THE TASK: Show every line of the data that includes the word "sign".

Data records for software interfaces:
......
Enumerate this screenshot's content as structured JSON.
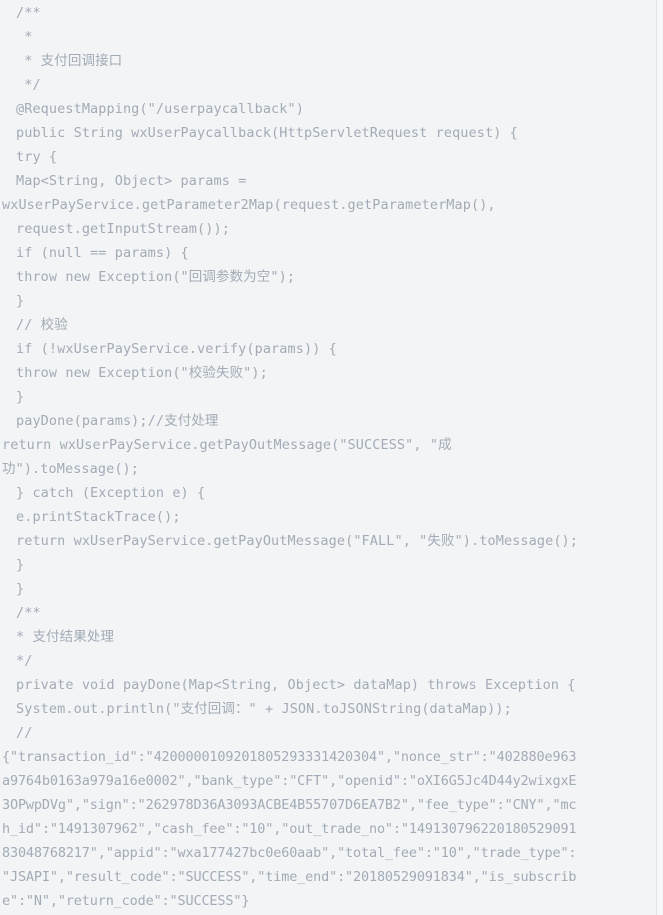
{
  "document": {
    "type": "code-snippet",
    "language": "java",
    "background_color": "#f2f4f5",
    "text_color": "#a3abb6",
    "watermark": "· · · ·",
    "lines": [
      "/**",
      " *",
      " * 支付回调接口",
      " */",
      "@RequestMapping(\"/userpaycallback\")",
      "public String wxUserPaycallback(HttpServletRequest request) {",
      "try {",
      "Map<String, Object> params =",
      "wxUserPayService.getParameter2Map(request.getParameterMap(),",
      "request.getInputStream());",
      "if (null == params) {",
      "throw new Exception(\"回调参数为空\");",
      "}",
      "// 校验",
      "if (!wxUserPayService.verify(params)) {",
      "throw new Exception(\"校验失败\");",
      "}",
      "payDone(params);//支付处理",
      "return wxUserPayService.getPayOutMessage(\"SUCCESS\", \"成",
      "功\").toMessage();",
      "} catch (Exception e) {",
      "e.printStackTrace();",
      "return wxUserPayService.getPayOutMessage(\"FALL\", \"失败\").toMessage();",
      "}",
      "}",
      "/**",
      "* 支付结果处理",
      "*/",
      "private void payDone(Map<String, Object> dataMap) throws Exception {",
      "System.out.println(\"支付回调：\" + JSON.toJSONString(dataMap));",
      "//"
    ],
    "line_indent_flush": [
      8,
      18,
      19
    ],
    "json_payload_lines": [
      "{\"transaction_id\":\"4200000109201805293331420304\",\"nonce_str\":\"402880e963",
      "a9764b0163a979a16e0002\",\"bank_type\":\"CFT\",\"openid\":\"oXI6G5Jc4D44y2wixgxE",
      "3OPwpDVg\",\"sign\":\"262978D36A3093ACBE4B55707D6EA7B2\",\"fee_type\":\"CNY\",\"mc",
      "h_id\":\"1491307962\",\"cash_fee\":\"10\",\"out_trade_no\":\"149130796220180529091",
      "83048768217\",\"appid\":\"wxa177427bc0e60aab\",\"total_fee\":\"10\",\"trade_type\":",
      "\"JSAPI\",\"result_code\":\"SUCCESS\",\"time_end\":\"20180529091834\",\"is_subscrib",
      "e\":\"N\",\"return_code\":\"SUCCESS\"}"
    ],
    "payload_fields": {
      "transaction_id": "4200000109201805293331420304",
      "nonce_str": "402880e963a9764b0163a979a16e0002",
      "bank_type": "CFT",
      "openid": "oXI6G5Jc4D44y2wixgxE3OPwpDVg",
      "sign": "262978D36A3093ACBE4B55707D6EA7B2",
      "fee_type": "CNY",
      "mch_id": "1491307962",
      "cash_fee": "10",
      "out_trade_no": "1491307962201805290918 3048768217",
      "appid": "wxa177427bc0e60aab",
      "total_fee": "10",
      "trade_type": "JSAPI",
      "result_code": "SUCCESS",
      "time_end": "20180529091834",
      "is_subscribe": "N",
      "return_code": "SUCCESS"
    }
  }
}
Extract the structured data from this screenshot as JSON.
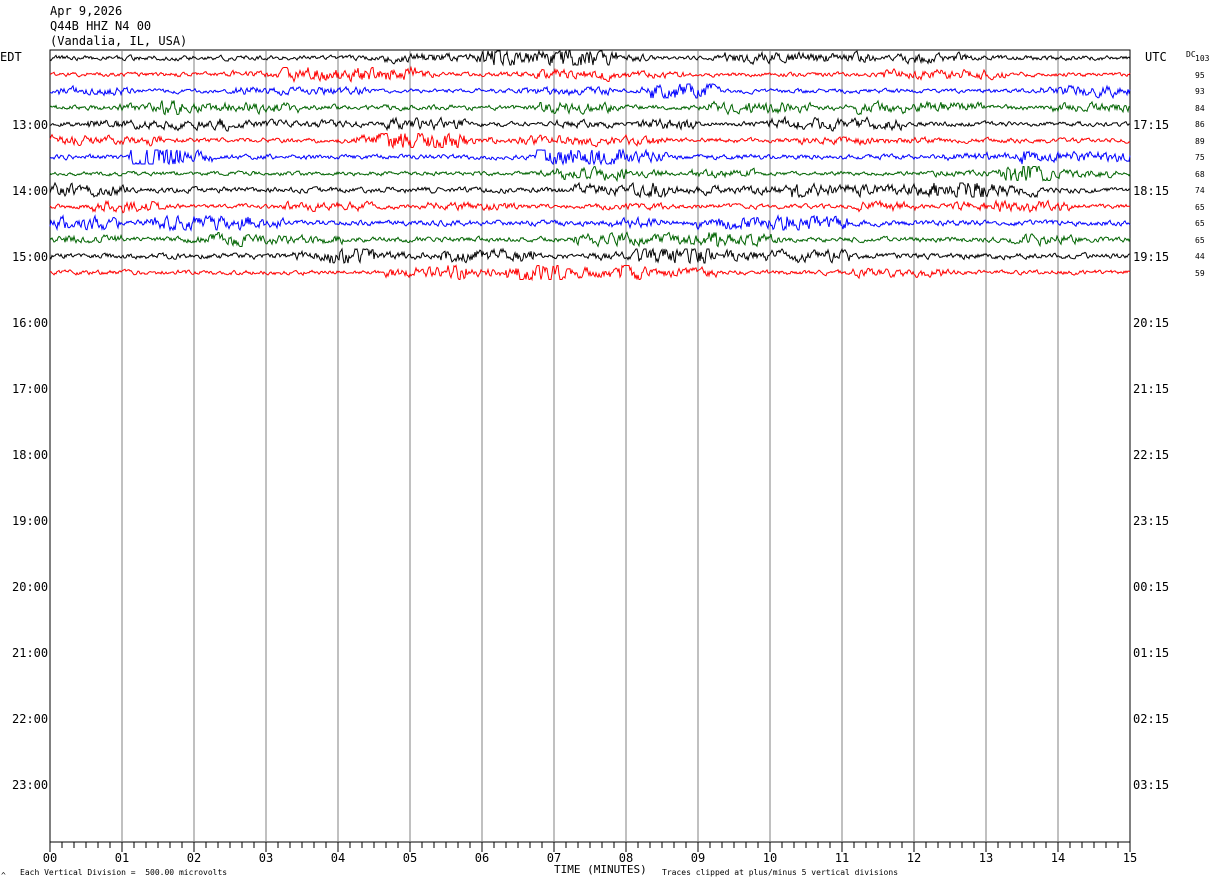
{
  "header": {
    "date": "Apr 9,2026",
    "station": "Q44B HHZ N4 00",
    "location": "(Vandalia, IL, USA)"
  },
  "left_axis_title": "EDT",
  "right_axis_title": "UTC",
  "dc_title": "DC",
  "footer": {
    "scale_note": "Each Vertical Division =  500.00 microvolts",
    "xlabel": "TIME (MINUTES)",
    "clip_note": "Traces clipped at plus/minus 5 vertical divisions",
    "corner_mark": "^"
  },
  "chart_data": {
    "type": "line",
    "title": "",
    "xlabel": "TIME (MINUTES)",
    "ylabel": "",
    "xlim": [
      0,
      15
    ],
    "x_ticks": [
      "00",
      "01",
      "02",
      "03",
      "04",
      "05",
      "06",
      "07",
      "08",
      "09",
      "10",
      "11",
      "12",
      "13",
      "14",
      "15"
    ],
    "grid": true,
    "trace_colors": [
      "#000000",
      "#ff0000",
      "#0000ff",
      "#006400"
    ],
    "left_hour_labels": [
      "13:00",
      "14:00",
      "15:00",
      "16:00",
      "17:00",
      "18:00",
      "19:00",
      "20:00",
      "21:00",
      "22:00",
      "23:00"
    ],
    "right_hour_labels": [
      "17:15",
      "18:15",
      "19:15",
      "20:15",
      "21:15",
      "22:15",
      "23:15",
      "00:15",
      "01:15",
      "02:15",
      "03:15"
    ],
    "traces": [
      {
        "row": 0,
        "color": "#000000",
        "dc": "103",
        "amplitude": 2.2
      },
      {
        "row": 1,
        "color": "#ff0000",
        "dc": "95",
        "amplitude": 2.0
      },
      {
        "row": 2,
        "color": "#0000ff",
        "dc": "93",
        "amplitude": 2.0
      },
      {
        "row": 3,
        "color": "#006400",
        "dc": "84",
        "amplitude": 2.4
      },
      {
        "row": 4,
        "color": "#000000",
        "dc": "86",
        "amplitude": 2.2
      },
      {
        "row": 5,
        "color": "#ff0000",
        "dc": "89",
        "amplitude": 2.2
      },
      {
        "row": 6,
        "color": "#0000ff",
        "dc": "75",
        "amplitude": 2.3
      },
      {
        "row": 7,
        "color": "#006400",
        "dc": "68",
        "amplitude": 2.0
      },
      {
        "row": 8,
        "color": "#000000",
        "dc": "74",
        "amplitude": 2.6
      },
      {
        "row": 9,
        "color": "#ff0000",
        "dc": "65",
        "amplitude": 2.2
      },
      {
        "row": 10,
        "color": "#0000ff",
        "dc": "65",
        "amplitude": 2.6
      },
      {
        "row": 11,
        "color": "#006400",
        "dc": "65",
        "amplitude": 2.4
      },
      {
        "row": 12,
        "color": "#000000",
        "dc": "44",
        "amplitude": 2.6
      },
      {
        "row": 13,
        "color": "#ff0000",
        "dc": "59",
        "amplitude": 2.2
      }
    ]
  }
}
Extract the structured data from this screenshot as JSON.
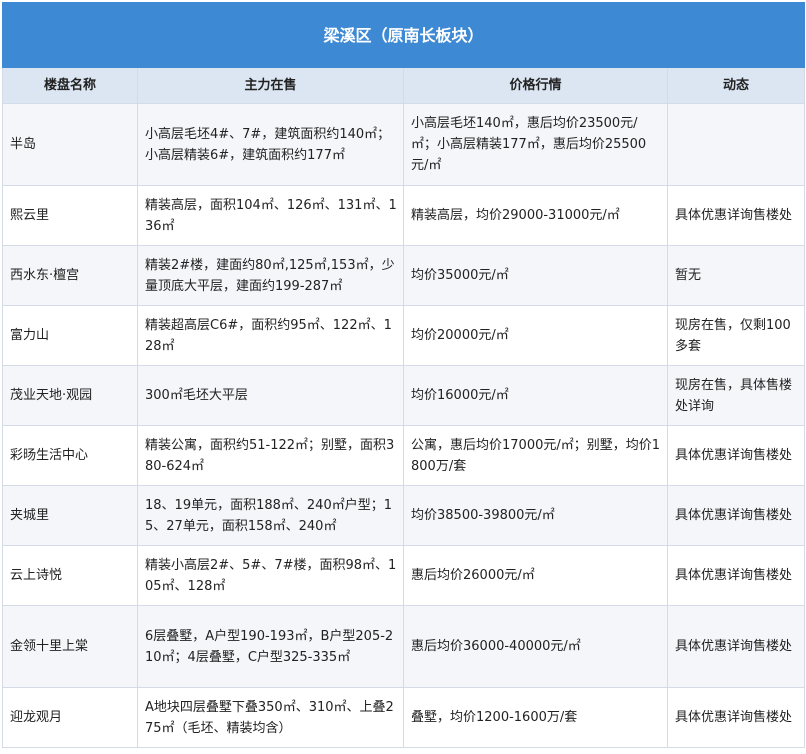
{
  "title": "梁溪区（原南长板块）",
  "columns": [
    "楼盘名称",
    "主力在售",
    "价格行情",
    "动态"
  ],
  "rows": [
    [
      "半岛",
      "小高层毛坯4#、7#，建筑面积约140㎡；小高层精装6#，建筑面积约177㎡",
      "小高层毛坯140㎡，惠后均价23500元/㎡；小高层精装177㎡，惠后均价25500元/㎡",
      ""
    ],
    [
      "熙云里",
      "精装高层，面积104㎡、126㎡、131㎡、136㎡",
      "精装高层，均价29000-31000元/㎡",
      "具体优惠详询售楼处"
    ],
    [
      "西水东·檀宫",
      "精装2#楼，建面约80㎡,125㎡,153㎡，少量顶底大平层，建面约199-287㎡",
      "均价35000元/㎡",
      "暂无"
    ],
    [
      "富力山",
      "精装超高层C6#，面积约95㎡、122㎡、128㎡",
      "均价20000元/㎡",
      "现房在售，仅剩100多套"
    ],
    [
      "茂业天地·观园",
      "300㎡毛坯大平层",
      "均价16000元/㎡",
      "现房在售，具体售楼处详询"
    ],
    [
      "彩旸生活中心",
      "精装公寓，面积约51-122㎡；别墅，面积380-624㎡",
      "公寓，惠后均价17000元/㎡；别墅，均价1800万/套",
      "具体优惠详询售楼处"
    ],
    [
      "夹城里",
      "18、19单元，面积188㎡、240㎡户型；15、27单元，面积158㎡、240㎡",
      "均价38500-39800元/㎡",
      "具体优惠详询售楼处"
    ],
    [
      "云上诗悦",
      "精装小高层2#、5#、7#楼，面积98㎡、105㎡、128㎡",
      "惠后均价26000元/㎡",
      "具体优惠详询售楼处"
    ],
    [
      "金领十里上棠",
      "6层叠墅，A户型190-193㎡，B户型205-210㎡；4层叠墅，C户型325-335㎡",
      "惠后均价36000-40000元/㎡",
      "具体优惠详询售楼处"
    ],
    [
      "迎龙观月",
      "A地块四层叠墅下叠350㎡、310㎡、上叠275㎡（毛坯、精装均含）",
      "叠墅，均价1200-1600万/套",
      "具体优惠详询售楼处"
    ]
  ]
}
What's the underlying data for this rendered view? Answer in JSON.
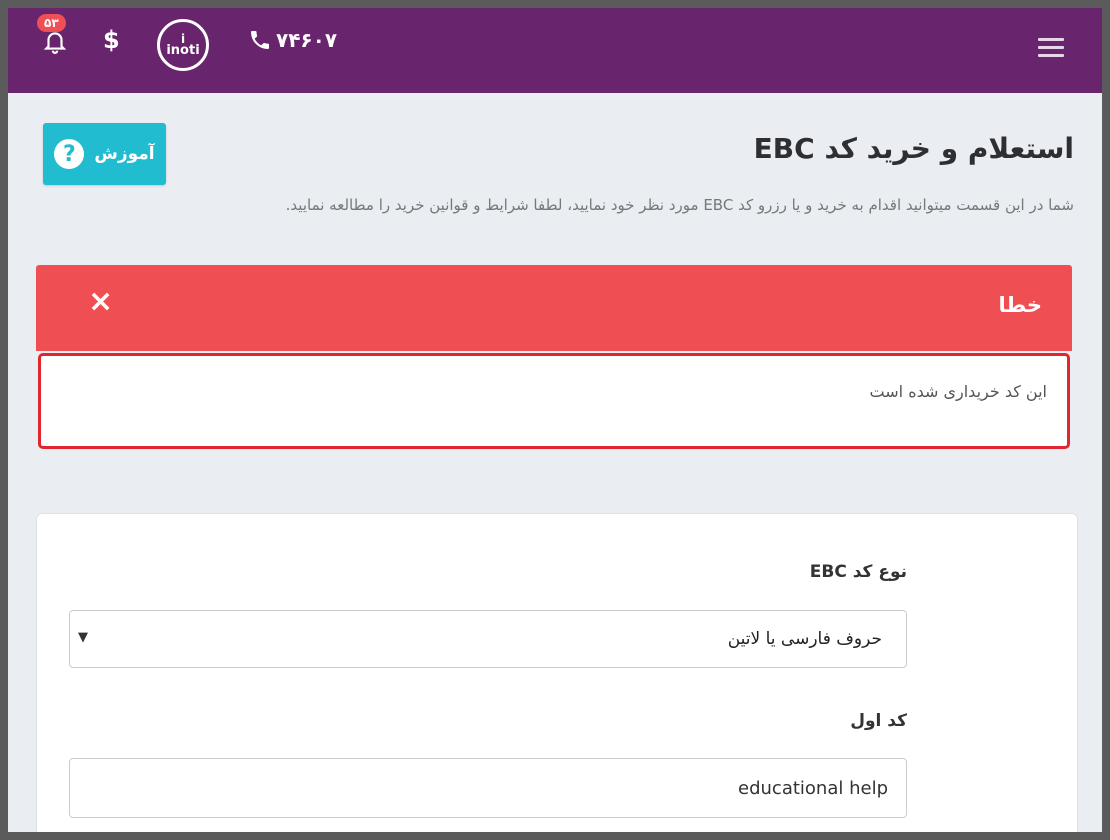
{
  "header": {
    "phone": "۷۴۶۰۷",
    "logo_text": "inoti",
    "logo_symbol": "i",
    "currency_icon": "$",
    "notification_count": "۵۳",
    "bg_color": "#68246c"
  },
  "page": {
    "title": "استعلام و خرید کد EBC",
    "subtitle": "شما در این قسمت میتوانید اقدام به خرید و یا رزرو کد EBC مورد نظر خود نمایید، لطفا شرایط و قوانین خرید را مطالعه نمایید.",
    "help_label": "آموزش",
    "help_icon": "?"
  },
  "alert": {
    "title": "خطا",
    "close_symbol": "×",
    "message": "این کد خریداری شده است",
    "color": "#ef4f52"
  },
  "form": {
    "type_label": "نوع کد EBC",
    "type_selected": "حروف فارسی یا لاتین",
    "type_arrow": "▼",
    "first_code_label": "کد اول",
    "first_code_value": "educational help"
  }
}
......
YOUR RESPONSE:
      "3OPwpDVg\",\"sign\":\"262978D36A3093ACBE4B55707D6EA7B2\",\"fee_type\":\"CNY\",\"mc",
      "sign": "262978D36A3093ACBE4B55707D6EA7B2",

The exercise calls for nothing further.